## [About this task]
Copy out each line below containing "photo".

━━━━━━━━━━━━━━━━━━━━

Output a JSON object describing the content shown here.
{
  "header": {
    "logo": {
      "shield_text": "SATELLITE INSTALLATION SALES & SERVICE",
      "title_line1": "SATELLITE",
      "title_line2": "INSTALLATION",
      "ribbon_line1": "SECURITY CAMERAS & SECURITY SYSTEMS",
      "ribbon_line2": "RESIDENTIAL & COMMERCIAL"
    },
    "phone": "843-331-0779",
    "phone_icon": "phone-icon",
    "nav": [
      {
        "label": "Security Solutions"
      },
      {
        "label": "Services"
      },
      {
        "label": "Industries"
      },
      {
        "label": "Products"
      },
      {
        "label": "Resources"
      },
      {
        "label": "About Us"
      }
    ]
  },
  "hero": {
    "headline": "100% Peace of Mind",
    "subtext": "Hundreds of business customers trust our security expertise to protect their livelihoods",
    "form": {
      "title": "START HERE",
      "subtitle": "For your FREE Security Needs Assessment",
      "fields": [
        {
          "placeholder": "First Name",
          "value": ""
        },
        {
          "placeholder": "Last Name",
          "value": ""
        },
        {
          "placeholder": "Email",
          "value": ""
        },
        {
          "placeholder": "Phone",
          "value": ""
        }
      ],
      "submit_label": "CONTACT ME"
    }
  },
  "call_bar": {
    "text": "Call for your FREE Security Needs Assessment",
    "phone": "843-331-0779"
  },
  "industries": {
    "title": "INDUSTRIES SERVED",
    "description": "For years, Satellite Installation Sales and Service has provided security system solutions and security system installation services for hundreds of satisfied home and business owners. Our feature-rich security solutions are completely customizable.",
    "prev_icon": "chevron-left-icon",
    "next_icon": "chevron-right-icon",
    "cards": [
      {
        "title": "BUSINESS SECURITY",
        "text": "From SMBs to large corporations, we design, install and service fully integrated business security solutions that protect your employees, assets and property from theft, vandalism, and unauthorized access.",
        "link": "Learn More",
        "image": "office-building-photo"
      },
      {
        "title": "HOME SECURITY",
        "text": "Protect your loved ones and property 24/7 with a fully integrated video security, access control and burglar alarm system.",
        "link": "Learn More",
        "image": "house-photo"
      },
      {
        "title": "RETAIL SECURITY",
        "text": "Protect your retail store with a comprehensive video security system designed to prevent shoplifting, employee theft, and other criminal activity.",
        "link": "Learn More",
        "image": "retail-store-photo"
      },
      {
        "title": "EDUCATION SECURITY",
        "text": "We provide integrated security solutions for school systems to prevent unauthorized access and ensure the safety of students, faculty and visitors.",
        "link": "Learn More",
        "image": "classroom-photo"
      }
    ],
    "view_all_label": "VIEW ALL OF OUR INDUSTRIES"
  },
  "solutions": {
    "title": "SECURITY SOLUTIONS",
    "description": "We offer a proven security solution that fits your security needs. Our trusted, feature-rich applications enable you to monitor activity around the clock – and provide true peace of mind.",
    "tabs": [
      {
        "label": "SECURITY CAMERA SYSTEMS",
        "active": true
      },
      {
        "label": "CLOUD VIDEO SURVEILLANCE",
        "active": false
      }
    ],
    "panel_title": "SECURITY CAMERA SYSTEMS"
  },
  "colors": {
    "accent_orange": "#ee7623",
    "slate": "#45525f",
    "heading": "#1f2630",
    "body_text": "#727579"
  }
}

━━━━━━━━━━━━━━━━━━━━

## [Answer to the exercise]
        "image": "office-building-photo"
        "image": "house-photo"
        "image": "retail-store-photo"
        "image": "classroom-photo"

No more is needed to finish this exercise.